I’m always amazed at how quickly things can run out of control in a race. You can be totally composed one minute then 1 or 2 things happen at the same time and it feels like the wheels have fallen off. Slightly further on, some markers had been removed and there was a little added confusion and finger-pointing / shouting to try to stay on course.
I can’t claim that I hugely enjoyed the final 2 sections to take us up to 36.5 miles (and the finish). It was just a matter of grinding it out. 1 x unnecessary / un-graceful trip and fall, a vomit in the bushes and bottle swap and I was on the final road to Buckie. With a couple of miles to go I could see Lucy behind me for the first time. So, I had to pick up the pace towards the short sharp hill for a finish in 2nd place behind the strong and deserving winner Matt.
Lots to think about and lots to work on. On a personal level I was disappointed with a number of things, but all sortable given the right direction and application. How does a keen and willing student find an experienced ultra-running coach anyway?
Thanks to all the other runners, the marshals, race director etc for putting on a very warm and welcoming event. How lucky were we with the weather (considering the apocalyptic Sunday that followed)?
Also, a huge thanks to my twitter friends – you always amaze me with your kind words. They really keep me going when it gets tough.
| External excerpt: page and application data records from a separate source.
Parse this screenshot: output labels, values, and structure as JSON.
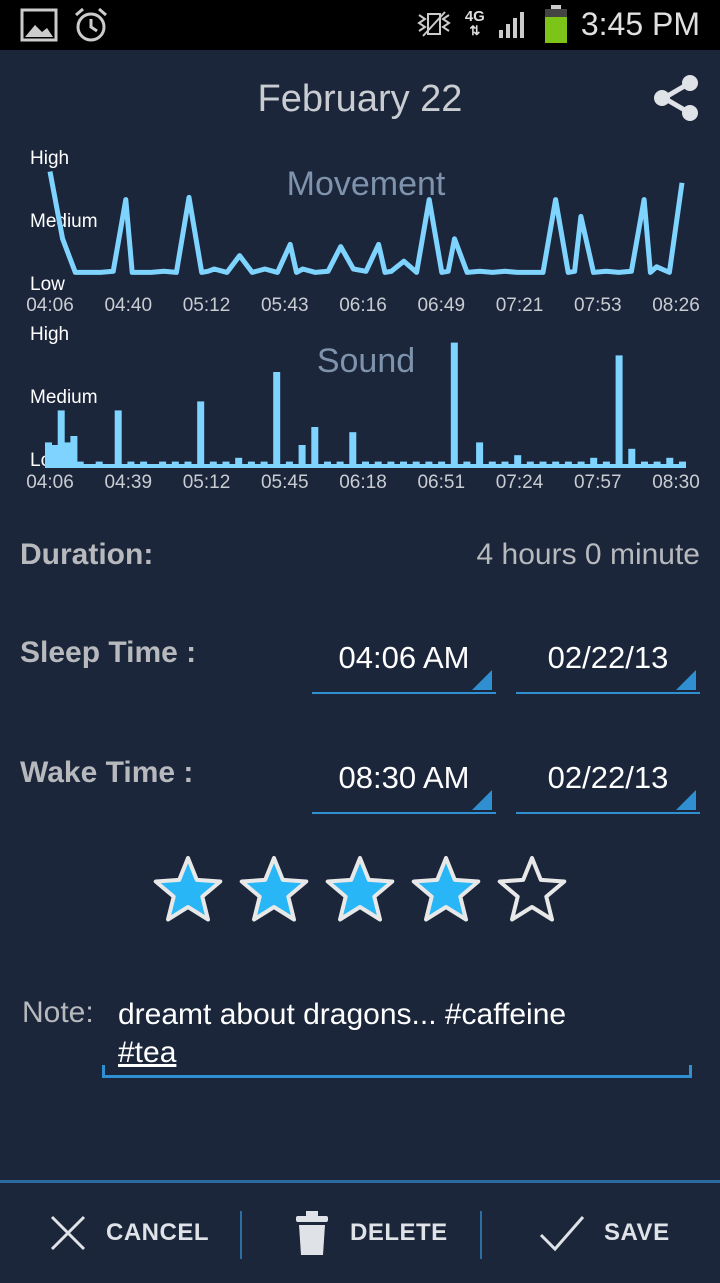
{
  "status_bar": {
    "time": "3:45 PM",
    "network": "4G"
  },
  "header": {
    "title": "February 22"
  },
  "charts": {
    "movement": {
      "title": "Movement",
      "y_labels": [
        "High",
        "Medium",
        "Low"
      ],
      "x_ticks": [
        "04:06",
        "04:40",
        "05:12",
        "05:43",
        "06:16",
        "06:49",
        "07:21",
        "07:53",
        "08:26"
      ]
    },
    "sound": {
      "title": "Sound",
      "y_labels": [
        "High",
        "Medium",
        "Low"
      ],
      "x_ticks": [
        "04:06",
        "04:39",
        "05:12",
        "05:45",
        "06:18",
        "06:51",
        "07:24",
        "07:57",
        "08:30"
      ]
    }
  },
  "chart_data": [
    {
      "type": "line",
      "title": "Movement",
      "y_categories": [
        "Low",
        "Medium",
        "High"
      ],
      "ylim": [
        0,
        1
      ],
      "x_tick_labels": [
        "04:06",
        "04:40",
        "05:12",
        "05:43",
        "06:16",
        "06:49",
        "07:21",
        "07:53",
        "08:26"
      ],
      "x": [
        0,
        0.02,
        0.04,
        0.06,
        0.08,
        0.1,
        0.12,
        0.13,
        0.14,
        0.16,
        0.18,
        0.2,
        0.22,
        0.24,
        0.25,
        0.26,
        0.28,
        0.3,
        0.32,
        0.34,
        0.36,
        0.38,
        0.39,
        0.4,
        0.42,
        0.44,
        0.46,
        0.48,
        0.5,
        0.52,
        0.53,
        0.54,
        0.56,
        0.58,
        0.6,
        0.62,
        0.63,
        0.64,
        0.66,
        0.68,
        0.7,
        0.72,
        0.74,
        0.76,
        0.78,
        0.8,
        0.82,
        0.83,
        0.84,
        0.86,
        0.88,
        0.9,
        0.92,
        0.94,
        0.95,
        0.96,
        0.98,
        1.0
      ],
      "series": [
        {
          "values": [
            0.95,
            0.35,
            0.05,
            0.05,
            0.05,
            0.06,
            0.7,
            0.05,
            0.05,
            0.05,
            0.06,
            0.05,
            0.72,
            0.05,
            0.06,
            0.08,
            0.05,
            0.2,
            0.05,
            0.08,
            0.05,
            0.3,
            0.05,
            0.08,
            0.05,
            0.06,
            0.28,
            0.08,
            0.06,
            0.3,
            0.05,
            0.06,
            0.15,
            0.05,
            0.7,
            0.05,
            0.06,
            0.35,
            0.05,
            0.06,
            0.05,
            0.06,
            0.05,
            0.05,
            0.05,
            0.7,
            0.05,
            0.06,
            0.55,
            0.05,
            0.06,
            0.05,
            0.06,
            0.7,
            0.05,
            0.1,
            0.05,
            0.85
          ]
        }
      ]
    },
    {
      "type": "bar",
      "title": "Sound",
      "y_categories": [
        "Low",
        "Medium",
        "High"
      ],
      "ylim": [
        0,
        1
      ],
      "x_tick_labels": [
        "04:06",
        "04:39",
        "05:12",
        "05:45",
        "06:18",
        "06:51",
        "07:24",
        "07:57",
        "08:30"
      ],
      "x": [
        0.0,
        0.01,
        0.02,
        0.03,
        0.04,
        0.05,
        0.08,
        0.11,
        0.13,
        0.15,
        0.18,
        0.2,
        0.22,
        0.24,
        0.26,
        0.28,
        0.3,
        0.32,
        0.34,
        0.36,
        0.38,
        0.4,
        0.42,
        0.44,
        0.46,
        0.48,
        0.5,
        0.52,
        0.54,
        0.56,
        0.58,
        0.6,
        0.62,
        0.64,
        0.66,
        0.68,
        0.7,
        0.72,
        0.74,
        0.76,
        0.78,
        0.8,
        0.82,
        0.84,
        0.86,
        0.88,
        0.9,
        0.92,
        0.94,
        0.96,
        0.98,
        1.0
      ],
      "series": [
        {
          "values": [
            0.2,
            0.18,
            0.45,
            0.2,
            0.25,
            0.05,
            0.05,
            0.45,
            0.05,
            0.05,
            0.05,
            0.05,
            0.05,
            0.52,
            0.05,
            0.05,
            0.08,
            0.05,
            0.05,
            0.75,
            0.05,
            0.18,
            0.32,
            0.05,
            0.05,
            0.28,
            0.05,
            0.05,
            0.05,
            0.05,
            0.05,
            0.05,
            0.05,
            0.98,
            0.05,
            0.2,
            0.05,
            0.05,
            0.1,
            0.05,
            0.05,
            0.05,
            0.05,
            0.05,
            0.08,
            0.05,
            0.88,
            0.15,
            0.05,
            0.05,
            0.08,
            0.05
          ]
        }
      ]
    }
  ],
  "details": {
    "duration_label": "Duration:",
    "duration_value": "4 hours 0 minute",
    "sleep_label": "Sleep Time :",
    "sleep_time": "04:06 AM",
    "sleep_date": "02/22/13",
    "wake_label": "Wake Time :",
    "wake_time": "08:30 AM",
    "wake_date": "02/22/13"
  },
  "rating": {
    "value": 4,
    "max": 5,
    "filled_color": "#29b6f6"
  },
  "note": {
    "label": "Note:",
    "text": "dreamt about dragons... #caffeine",
    "tag": "#tea"
  },
  "actions": {
    "cancel": "CANCEL",
    "delete": "DELETE",
    "save": "SAVE"
  }
}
Finally, some thanks to my un-faltering support team. Always there, always positive and full of encouragement. I think they must fast be gaining a reputation for being number 1 support team – so I’ll keep on trying and we’ll see where we end up. I’ll always do my best not to let you down. Thank you so much x